------ DATASET ------
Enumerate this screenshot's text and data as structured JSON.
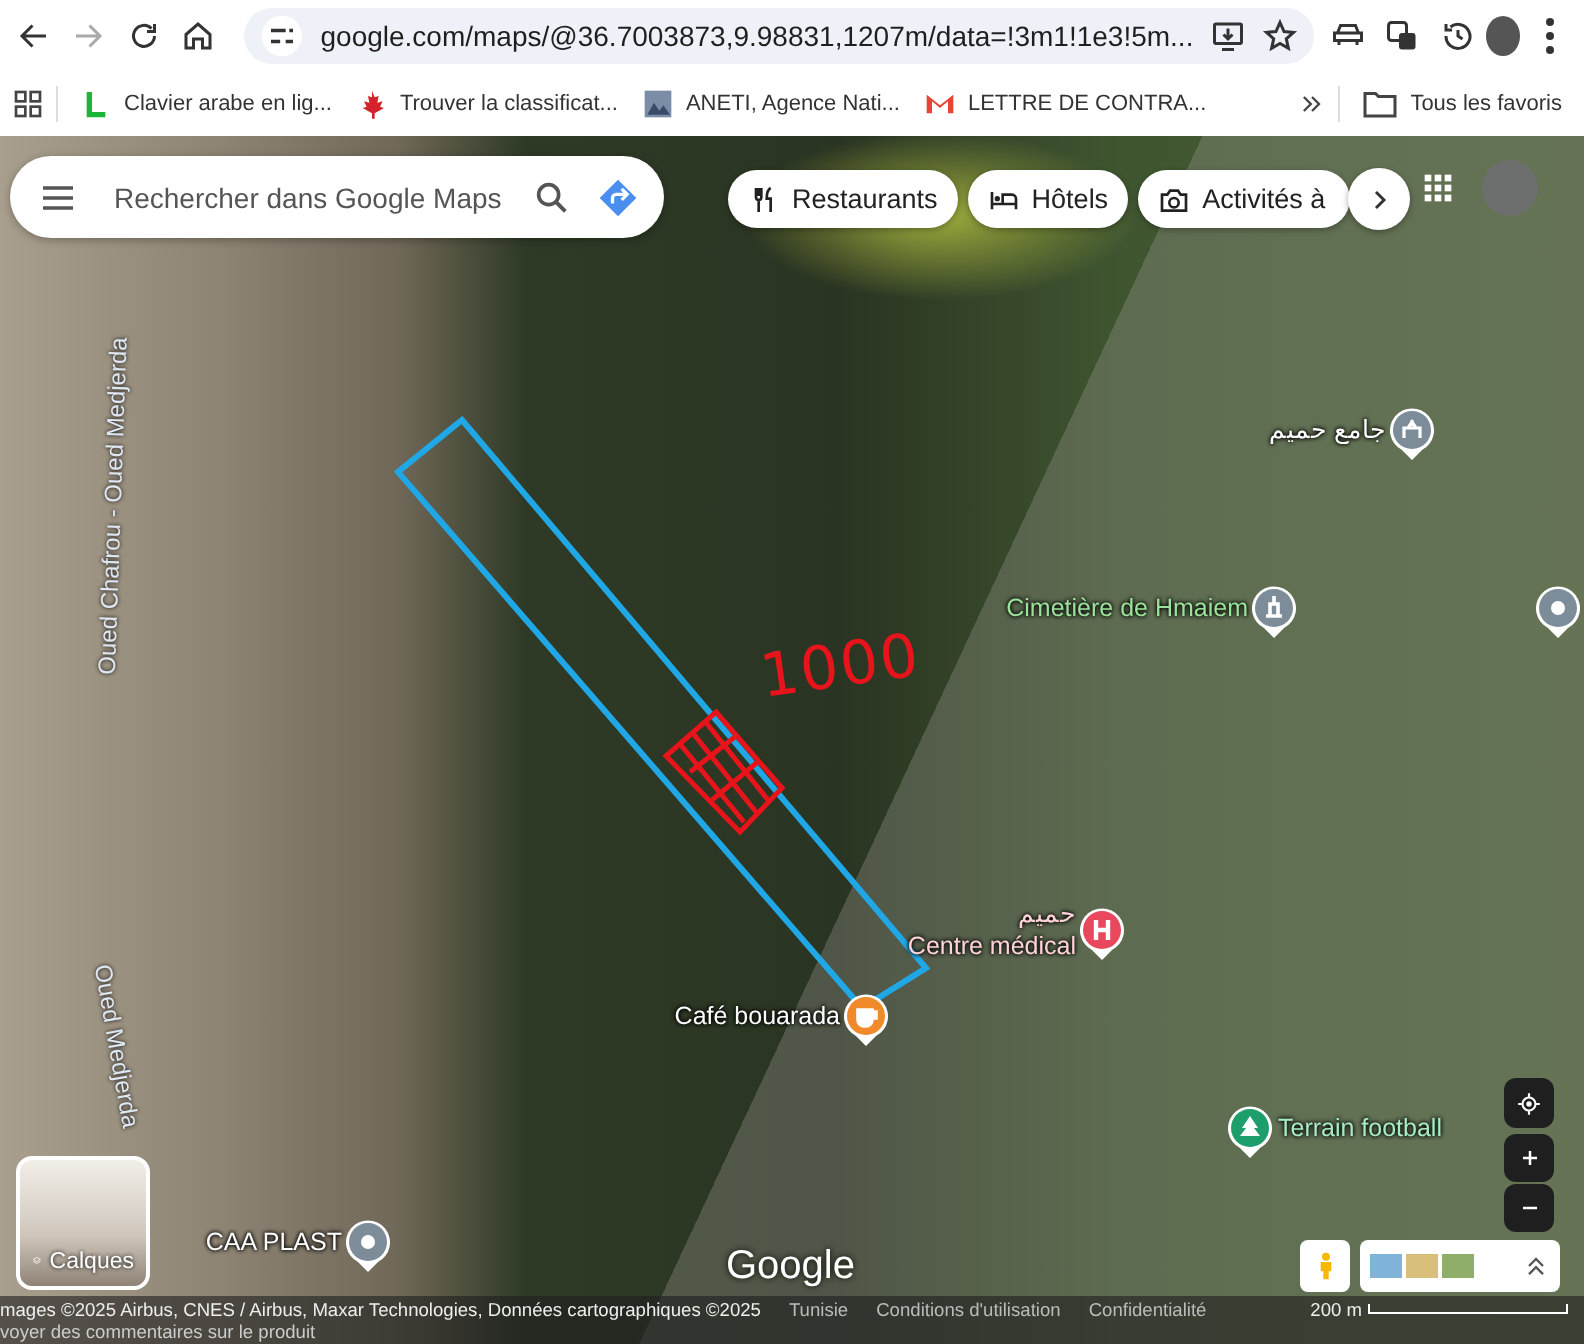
{
  "browser": {
    "url": "google.com/maps/@36.7003873,9.98831,1207m/data=!3m1!1e3!5m...",
    "bookmarks": [
      {
        "label": "Clavier arabe en lig...",
        "kind": "letter"
      },
      {
        "label": "Trouver la classificat...",
        "kind": "leaf"
      },
      {
        "label": "ANETI, Agence Nati...",
        "kind": "image"
      },
      {
        "label": "LETTRE DE CONTRA...",
        "kind": "mail"
      }
    ],
    "all_bookmarks": "Tous les favoris"
  },
  "search": {
    "placeholder": "Rechercher dans Google Maps"
  },
  "chips": [
    {
      "label": "Restaurants",
      "kind": "restaurant"
    },
    {
      "label": "Hôtels",
      "kind": "hotel"
    },
    {
      "label": "Activités à",
      "kind": "camera"
    }
  ],
  "rivers": [
    {
      "text": "Oued Chafrou - Oued Medjerda"
    },
    {
      "text": "Oued Medjerda"
    }
  ],
  "places": [
    {
      "names": [
        "جامع حميم"
      ],
      "kind": "mosque",
      "color": "#7c8c99"
    },
    {
      "names": [
        "Cimetière de Hmaiem"
      ],
      "kind": "cemetery",
      "color": "#7c8c99"
    },
    {
      "kind": "place",
      "color": "#7c8c99"
    },
    {
      "names": [
        "حميم",
        "Centre médical"
      ],
      "kind": "hospital",
      "color": "#e8475d"
    },
    {
      "names": [
        "Café bouarada"
      ],
      "kind": "cafe",
      "color": "#f08a2b"
    },
    {
      "names": [
        "Terrain football"
      ],
      "kind": "park",
      "color": "#1e9e6a"
    },
    {
      "names": [
        "CAA PLAST"
      ],
      "kind": "place",
      "color": "#7c8c99"
    }
  ],
  "annotation": "1000",
  "layers_button": "Calques",
  "logo": "Google",
  "footer": {
    "attribution": "mages ©2025 Airbus, CNES / Airbus, Maxar Technologies, Données cartographiques ©2025",
    "links": [
      "Tunisie",
      "Conditions d'utilisation",
      "Confidentialité"
    ],
    "scale": "200 m",
    "feedback": "voyer des commentaires sur le produit"
  }
}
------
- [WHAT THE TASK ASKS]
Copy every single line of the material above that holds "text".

- [SOLUTION TO THIS PROBLEM]
Enumerate this screenshot's text and data as structured JSON.
      "text": "Oued Chafrou - Oued Medjerda"
      "text": "Oued Medjerda"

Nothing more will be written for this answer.